The Red Cross evacuated hundreds of wounded people from the battle zone
The International Committee of the Red Cross (ICRC) says it has been told by Sri Lanka to scale back its operations.
"They have communicated that the war is now over," a spokesman told the BBC, referring to years of bloody conflict between troops and Tamil Tiger rebels.
The news comes amid continuing concern over the fate of hundreds of thousands of civilians displaced by the war.
In the last months of fighting, tensions rose between the ICRC and the government over the fate of civilians.
The ICRC was the only outside agency with access to the area of combat, taking in aid and evacuating wounded people by ship.
Correspondents say that the announcement is significant because if the ICRC cuts back staff considerably, it could mean that eventually there is no independent monitoring of camps accommodating the thousands of displaced people.
Government troops defeated the rebels in mid-May after months of heavy fighting.
The full scale of casualties is still disputed - hundreds of thousands of people were displaced and are now in government-run camps.
As a first step the ICRC says it is to pull staff out of the Eastern Province "while winding down operations in the area".
It is not clear what will happen to the ICRC's presence in other parts of the north and east which saw more recent fighting.

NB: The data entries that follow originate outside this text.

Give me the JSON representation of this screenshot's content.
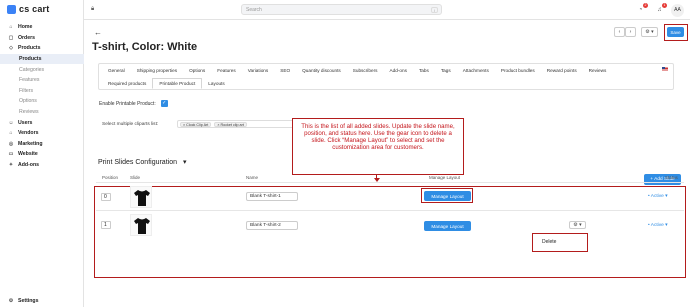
{
  "app": {
    "logo": "cs cart"
  },
  "sidebar": {
    "items": [
      {
        "label": "Home",
        "icon": "home-icon",
        "glyph": "⌂"
      },
      {
        "label": "Orders",
        "icon": "orders-icon",
        "glyph": "▢"
      },
      {
        "label": "Products",
        "icon": "products-icon",
        "glyph": "◇"
      },
      {
        "label": "Products",
        "sub": true,
        "active": true
      },
      {
        "label": "Categories",
        "sub": true
      },
      {
        "label": "Features",
        "sub": true
      },
      {
        "label": "Filters",
        "sub": true
      },
      {
        "label": "Options",
        "sub": true
      },
      {
        "label": "Reviews",
        "sub": true
      },
      {
        "label": "Users",
        "icon": "users-icon",
        "glyph": "☺"
      },
      {
        "label": "Vendors",
        "icon": "vendors-icon",
        "glyph": "⌂"
      },
      {
        "label": "Marketing",
        "icon": "marketing-icon",
        "glyph": "◎"
      },
      {
        "label": "Website",
        "icon": "website-icon",
        "glyph": "▭"
      },
      {
        "label": "Add-ons",
        "icon": "addons-icon",
        "glyph": "✦"
      }
    ],
    "settings": "Settings"
  },
  "topbar": {
    "search_placeholder": "Search",
    "search_shortcut": "/",
    "avatar": "AA",
    "notifications_badge": "2",
    "alerts_badge": "1"
  },
  "page": {
    "back": "←",
    "title": "T-shirt, Color: White",
    "save_label": "Save",
    "prev": "‹",
    "next": "›",
    "gear": "⚙ ▾"
  },
  "tabs_row1": [
    "General",
    "Shipping properties",
    "Options",
    "Features",
    "Variations",
    "SEO",
    "Quantity discounts",
    "Subscribers",
    "Add-ons",
    "Tabs",
    "Tags",
    "Attachments",
    "Product bundles",
    "Reward points",
    "Reviews"
  ],
  "tabs_row2": [
    "Required products",
    "Printable Product",
    "Layouts"
  ],
  "form": {
    "enable_label": "Enable Printable Product:",
    "clipart_label": "Select multiple cliparts list:",
    "cliparts": [
      "× Clock Clip Art",
      "× Rocket clip art"
    ]
  },
  "callout": "This is the list of all added slides. Update the slide name, position, and status here. Use the gear icon to delete a slide. Click “Manage Layout” to select and set the customization area for customers.",
  "section": {
    "title": "Print Slides Configuration",
    "caret": "▾",
    "add_button": "+ Add Slide"
  },
  "table": {
    "headers": {
      "position": "Position",
      "slide": "Slide",
      "name": "Name",
      "manage": "Manage Layout",
      "status": "Status"
    },
    "rows": [
      {
        "position": "0",
        "name": "Blank T-shirt-1",
        "manage": "Manage Layout",
        "status": "• Active ▾"
      },
      {
        "position": "1",
        "name": "Blank T-shirt-2",
        "manage": "Manage Layout",
        "status": "• Active ▾"
      }
    ],
    "delete_label": "Delete"
  },
  "colors": {
    "accent": "#2f8de4",
    "highlight": "#b31c1c"
  }
}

ICRC spokesman Simon Schorno told the BBC the ICRC had to respect the government's decision.
He said: "Two sub-delegations are closing, Batticaloa and Trincomalee. A total of 140 national staff and about 10 expatriates worked in these offices."
But, he added, there were still "outstanding issues" to be discussed with the government.
SRI LANKA CONFLICT TIMELINE
1976 - LTTE formed
1983 - First attacks by Tamil Tiger rebels; start of 'First Eelam War'
Feb 2002 - Government and rebels sign ceasefire
2004 - 2008 - Violence mounts
Jan 2008 - Government pulls out of ceasefire agreement
Jan 2009 - Government captures Tigers' Kilinochchi headquarters
May 2009 - Government declares victory against Tigers
An ICRC spokeswoman in Colombo says the decision does not affect its work at the Menik Farm camp complex in the north of the country, where more than 200,000 displaced Tamil civilians are being held by the government.
The ICRC has had a permanent presence in Sri Lanka since 1989. It first began work in the southern part of the country in the late 1980s and continued its work in other parts as the conflict between government forces and the Tamil Tigers intensified.
"The ICRC is in the process of reviewing its set-up and operational priorities in Sri Lanka," said Jacques de Maio, the organisation's head of operations for South Asia.
"As a first step, it will close its offices and withdraw its expatriate staff from the Eastern Province while winding down its operations in the area. However, the ICRC will continue its dialogue with the Sri Lankan government on issues of humanitarian concern."
The Tamil Tigers were driven from Batticaloa and Trincomalee two years ago and the area has been relatively peaceful since then.
An ICRC statement says that "in accordance with its mandate, the ICRC reaffirms its commitment to address the humanitarian needs of those directly or indirectly affected by the recent conflict, including displaced people and returnees".